_Exercise description_.
The listing below is to be duplicated exactly, with every picture omitted.

_Data for analysis_.
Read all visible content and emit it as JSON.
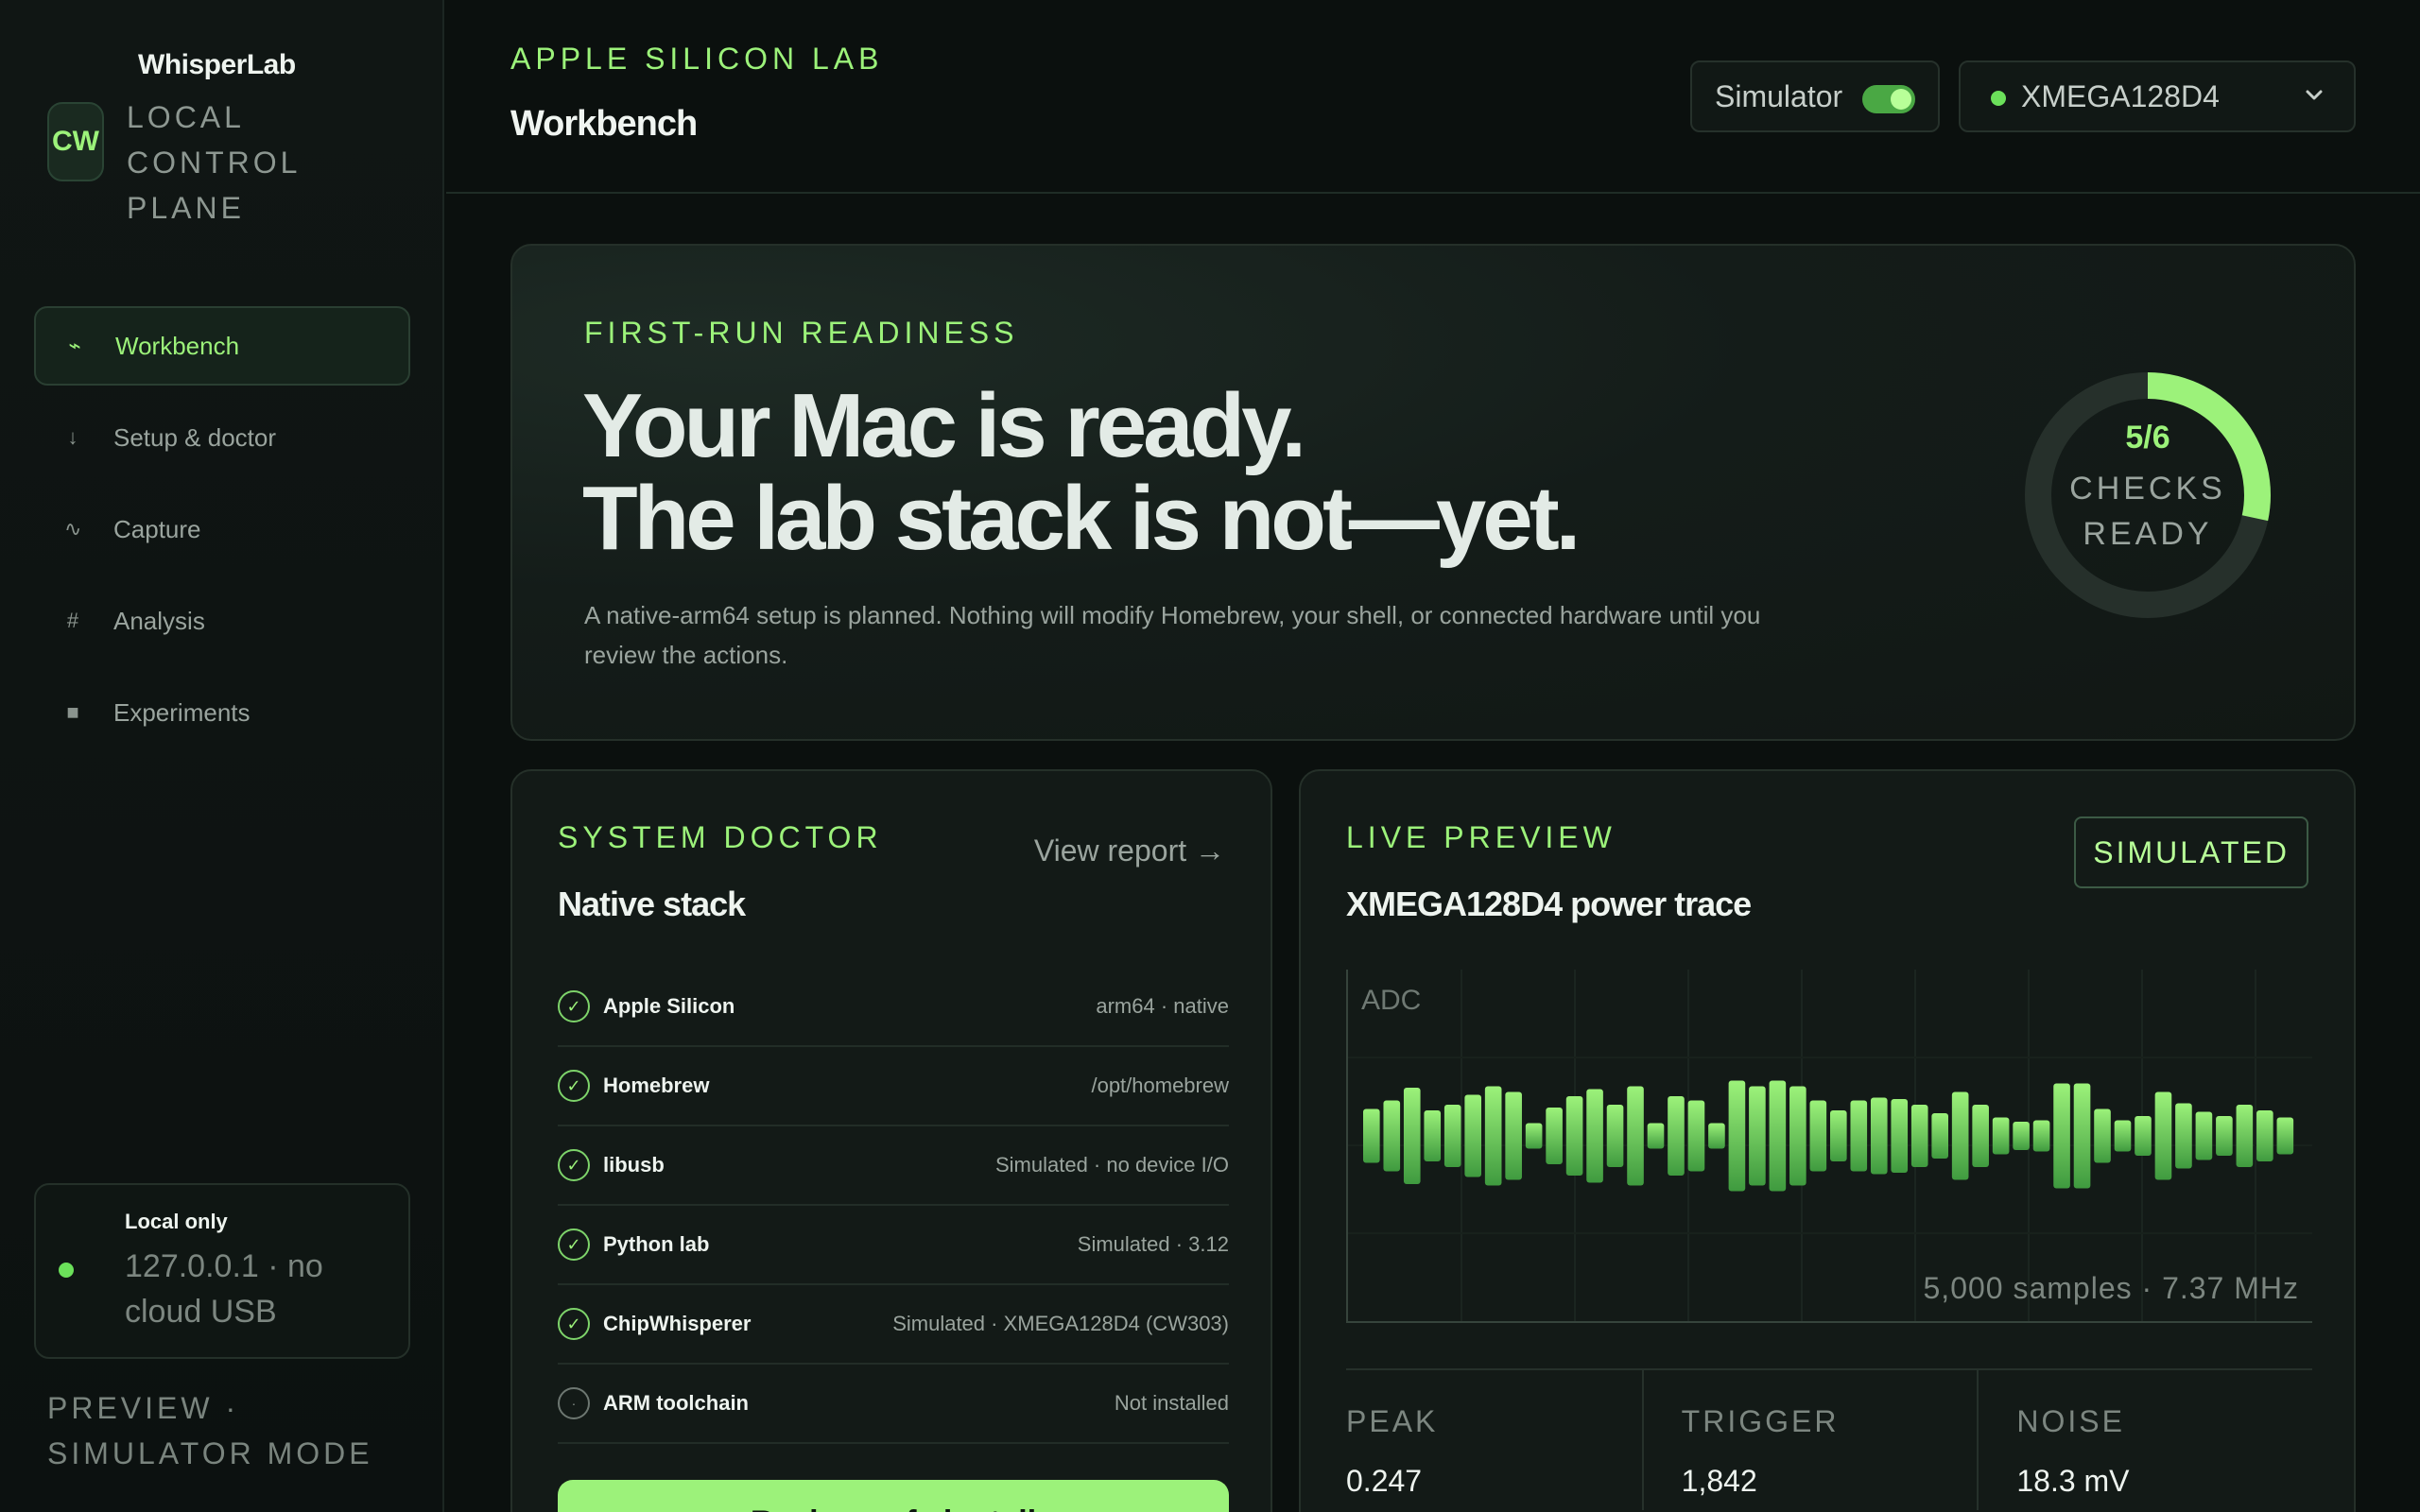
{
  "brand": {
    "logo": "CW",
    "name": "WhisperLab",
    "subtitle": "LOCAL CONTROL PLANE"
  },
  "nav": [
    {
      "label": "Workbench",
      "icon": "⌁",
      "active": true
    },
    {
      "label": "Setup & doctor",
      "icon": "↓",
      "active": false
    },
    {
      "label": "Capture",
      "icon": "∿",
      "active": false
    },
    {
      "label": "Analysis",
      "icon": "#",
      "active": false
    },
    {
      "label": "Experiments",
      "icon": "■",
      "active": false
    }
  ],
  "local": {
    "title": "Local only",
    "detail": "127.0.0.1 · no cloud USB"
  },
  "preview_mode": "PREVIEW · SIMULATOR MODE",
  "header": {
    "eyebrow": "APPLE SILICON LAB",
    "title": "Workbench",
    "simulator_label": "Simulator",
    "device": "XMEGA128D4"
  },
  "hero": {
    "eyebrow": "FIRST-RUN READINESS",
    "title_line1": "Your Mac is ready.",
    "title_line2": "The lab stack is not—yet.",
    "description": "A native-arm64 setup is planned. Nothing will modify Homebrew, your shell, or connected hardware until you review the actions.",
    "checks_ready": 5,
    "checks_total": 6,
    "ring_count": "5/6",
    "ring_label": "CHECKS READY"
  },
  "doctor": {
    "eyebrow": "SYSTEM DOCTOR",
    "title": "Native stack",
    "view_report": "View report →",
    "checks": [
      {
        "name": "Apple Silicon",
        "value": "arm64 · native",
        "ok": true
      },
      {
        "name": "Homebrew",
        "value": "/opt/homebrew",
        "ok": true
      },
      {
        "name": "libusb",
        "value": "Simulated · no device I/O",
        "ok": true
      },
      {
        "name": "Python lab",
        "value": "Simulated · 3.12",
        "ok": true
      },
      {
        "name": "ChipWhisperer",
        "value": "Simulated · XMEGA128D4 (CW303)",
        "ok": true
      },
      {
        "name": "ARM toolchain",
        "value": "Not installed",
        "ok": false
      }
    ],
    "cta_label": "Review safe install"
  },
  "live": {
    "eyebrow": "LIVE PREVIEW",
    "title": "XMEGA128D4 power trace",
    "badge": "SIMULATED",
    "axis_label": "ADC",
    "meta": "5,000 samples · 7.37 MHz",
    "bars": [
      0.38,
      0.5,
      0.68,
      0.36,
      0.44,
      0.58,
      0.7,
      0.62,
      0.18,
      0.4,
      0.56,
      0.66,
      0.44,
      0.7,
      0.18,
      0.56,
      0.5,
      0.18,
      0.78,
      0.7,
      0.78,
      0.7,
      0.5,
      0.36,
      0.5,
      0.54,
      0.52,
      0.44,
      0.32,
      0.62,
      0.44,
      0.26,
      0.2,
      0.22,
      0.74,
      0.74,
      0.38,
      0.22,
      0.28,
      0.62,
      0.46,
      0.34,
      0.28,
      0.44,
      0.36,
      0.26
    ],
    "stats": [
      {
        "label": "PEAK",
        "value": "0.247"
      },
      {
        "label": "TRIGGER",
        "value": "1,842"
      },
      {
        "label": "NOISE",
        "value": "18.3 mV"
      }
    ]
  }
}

_Worked solution_.
Read all visible content and emit it as JSON.
{
  "brand": {
    "logo": "CW",
    "name": "WhisperLab",
    "subtitle": "LOCAL CONTROL PLANE"
  },
  "nav": [
    {
      "label": "Workbench",
      "icon": "⌁",
      "active": true
    },
    {
      "label": "Setup & doctor",
      "icon": "↓",
      "active": false
    },
    {
      "label": "Capture",
      "icon": "∿",
      "active": false
    },
    {
      "label": "Analysis",
      "icon": "#",
      "active": false
    },
    {
      "label": "Experiments",
      "icon": "■",
      "active": false
    }
  ],
  "local": {
    "title": "Local only",
    "detail": "127.0.0.1 · no cloud USB"
  },
  "preview_mode": "PREVIEW · SIMULATOR MODE",
  "header": {
    "eyebrow": "APPLE SILICON LAB",
    "title": "Workbench",
    "simulator_label": "Simulator",
    "device": "XMEGA128D4"
  },
  "hero": {
    "eyebrow": "FIRST-RUN READINESS",
    "title_line1": "Your Mac is ready.",
    "title_line2": "The lab stack is not—yet.",
    "description": "A native-arm64 setup is planned. Nothing will modify Homebrew, your shell, or connected hardware until you review the actions.",
    "checks_ready": 5,
    "checks_total": 6,
    "ring_count": "5/6",
    "ring_label": "CHECKS READY"
  },
  "doctor": {
    "eyebrow": "SYSTEM DOCTOR",
    "title": "Native stack",
    "view_report": "View report →",
    "checks": [
      {
        "name": "Apple Silicon",
        "value": "arm64 · native",
        "ok": true
      },
      {
        "name": "Homebrew",
        "value": "/opt/homebrew",
        "ok": true
      },
      {
        "name": "libusb",
        "value": "Simulated · no device I/O",
        "ok": true
      },
      {
        "name": "Python lab",
        "value": "Simulated · 3.12",
        "ok": true
      },
      {
        "name": "ChipWhisperer",
        "value": "Simulated · XMEGA128D4 (CW303)",
        "ok": true
      },
      {
        "name": "ARM toolchain",
        "value": "Not installed",
        "ok": false
      }
    ],
    "cta_label": "Review safe install"
  },
  "live": {
    "eyebrow": "LIVE PREVIEW",
    "title": "XMEGA128D4 power trace",
    "badge": "SIMULATED",
    "axis_label": "ADC",
    "meta": "5,000 samples · 7.37 MHz",
    "bars": [
      0.38,
      0.5,
      0.68,
      0.36,
      0.44,
      0.58,
      0.7,
      0.62,
      0.18,
      0.4,
      0.56,
      0.66,
      0.44,
      0.7,
      0.18,
      0.56,
      0.5,
      0.18,
      0.78,
      0.7,
      0.78,
      0.7,
      0.5,
      0.36,
      0.5,
      0.54,
      0.52,
      0.44,
      0.32,
      0.62,
      0.44,
      0.26,
      0.2,
      0.22,
      0.74,
      0.74,
      0.38,
      0.22,
      0.28,
      0.62,
      0.46,
      0.34,
      0.28,
      0.44,
      0.36,
      0.26
    ],
    "stats": [
      {
        "label": "PEAK",
        "value": "0.247"
      },
      {
        "label": "TRIGGER",
        "value": "1,842"
      },
      {
        "label": "NOISE",
        "value": "18.3 mV"
      }
    ]
  }
}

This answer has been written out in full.